**Exercise**.
Give the number of lines that contain "javatpoint" in the listing, and write nothing else.

**Data**.
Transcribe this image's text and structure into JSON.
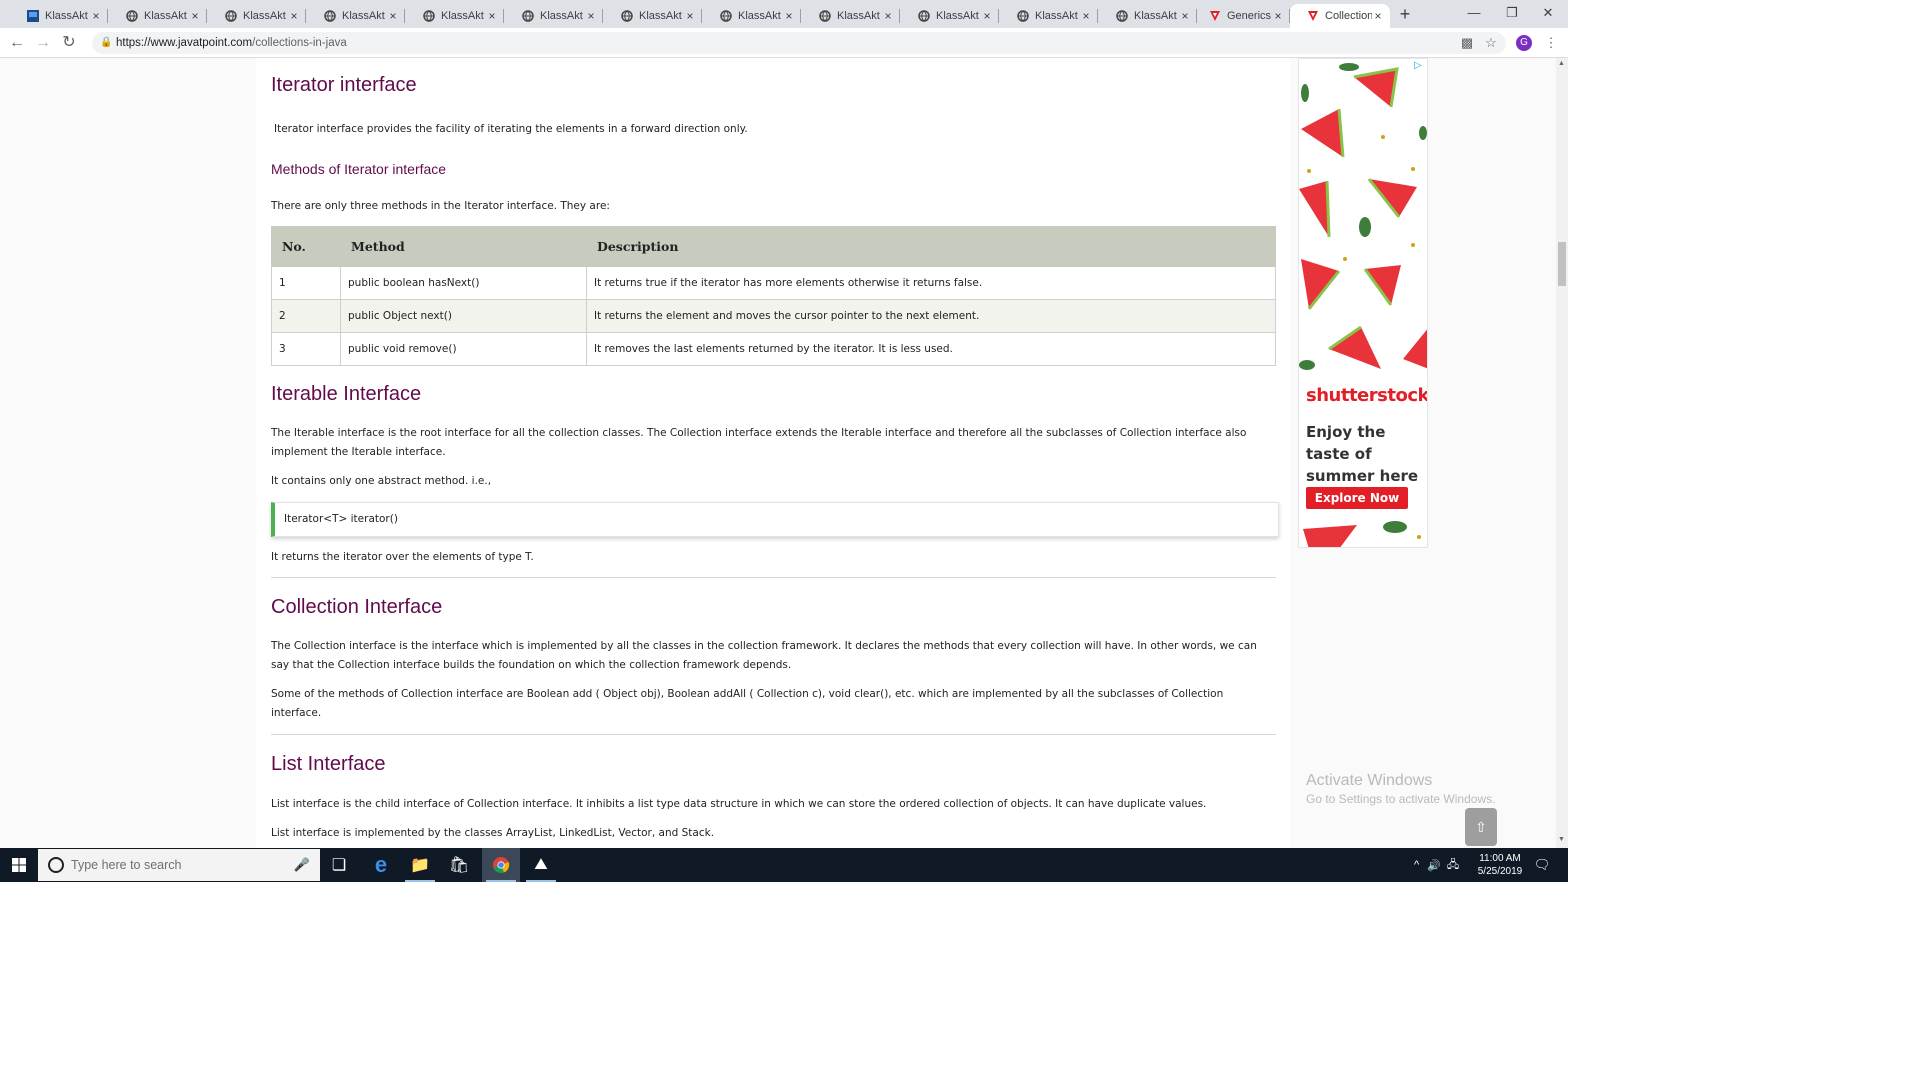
{
  "browser": {
    "tabs": [
      {
        "title": "KlassAkt LI",
        "icon": "klassakt-favicon"
      },
      {
        "title": "KlassAkt LI",
        "icon": "globe-favicon"
      },
      {
        "title": "KlassAkt LI",
        "icon": "globe-favicon"
      },
      {
        "title": "KlassAkt LI",
        "icon": "globe-favicon"
      },
      {
        "title": "KlassAkt LI",
        "icon": "globe-favicon"
      },
      {
        "title": "KlassAkt LI",
        "icon": "globe-favicon"
      },
      {
        "title": "KlassAkt LI",
        "icon": "globe-favicon"
      },
      {
        "title": "KlassAkt LI",
        "icon": "globe-favicon"
      },
      {
        "title": "KlassAkt LI",
        "icon": "globe-favicon"
      },
      {
        "title": "KlassAkt LI",
        "icon": "globe-favicon"
      },
      {
        "title": "KlassAkt LI",
        "icon": "globe-favicon"
      },
      {
        "title": "KlassAkt LI",
        "icon": "globe-favicon"
      },
      {
        "title": "Generics in",
        "icon": "javatpoint-favicon"
      },
      {
        "title": "Collection",
        "icon": "javatpoint-favicon",
        "active": true
      }
    ],
    "close_glyph": "×",
    "new_tab_glyph": "+",
    "url_host": "https://www.javatpoint.com",
    "url_path": "/collections-in-java",
    "profile_initial": "G"
  },
  "article": {
    "iterator": {
      "heading": "Iterator interface",
      "intro": "Iterator interface provides the facility of iterating the elements in a forward direction only.",
      "methods_heading": "Methods of Iterator interface",
      "methods_intro": "There are only three methods in the Iterator interface. They are:",
      "table": {
        "headers": [
          "No.",
          "Method",
          "Description"
        ],
        "rows": [
          [
            "1",
            "public boolean hasNext()",
            "It returns true if the iterator has more elements otherwise it returns false."
          ],
          [
            "2",
            "public Object next()",
            "It returns the element and moves the cursor pointer to the next element."
          ],
          [
            "3",
            "public void remove()",
            "It removes the last elements returned by the iterator. It is less used."
          ]
        ]
      }
    },
    "iterable": {
      "heading": "Iterable Interface",
      "p1": "The Iterable interface is the root interface for all the collection classes. The Collection interface extends the Iterable interface and therefore all the subclasses of Collection interface also implement the Iterable interface.",
      "p2": "It contains only one abstract method. i.e.,",
      "code": "Iterator<T> iterator()",
      "p3": "It returns the iterator over the elements of type T."
    },
    "collection": {
      "heading": "Collection Interface",
      "p1": "The Collection interface is the interface which is implemented by all the classes in the collection framework. It declares the methods that every collection will have. In other words, we can say that the Collection interface builds the foundation on which the collection framework depends.",
      "p2": "Some of the methods of Collection interface are Boolean add ( Object obj), Boolean addAll ( Collection c), void clear(), etc. which are implemented by all the subclasses of Collection interface."
    },
    "list": {
      "heading": "List Interface",
      "p1": "List interface is the child interface of Collection interface. It inhibits a list type data structure in which we can store the ordered collection of objects. It can have duplicate values.",
      "p2": "List interface is implemented by the classes ArrayList, LinkedList, Vector, and Stack."
    }
  },
  "ad": {
    "brand": "shutterstock",
    "tagline": "Enjoy the taste of summer here",
    "cta": "Explore Now",
    "accent": "#e21e26"
  },
  "activation": {
    "title": "Activate Windows",
    "subtitle": "Go to Settings to activate Windows."
  },
  "taskbar": {
    "search_placeholder": "Type here to search",
    "time": "11:00 AM",
    "date": "5/25/2019"
  },
  "colors": {
    "heading": "#610b4b",
    "table_header": "#c7ccbe",
    "code_accent": "#4caf50"
  }
}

**Reply**.
3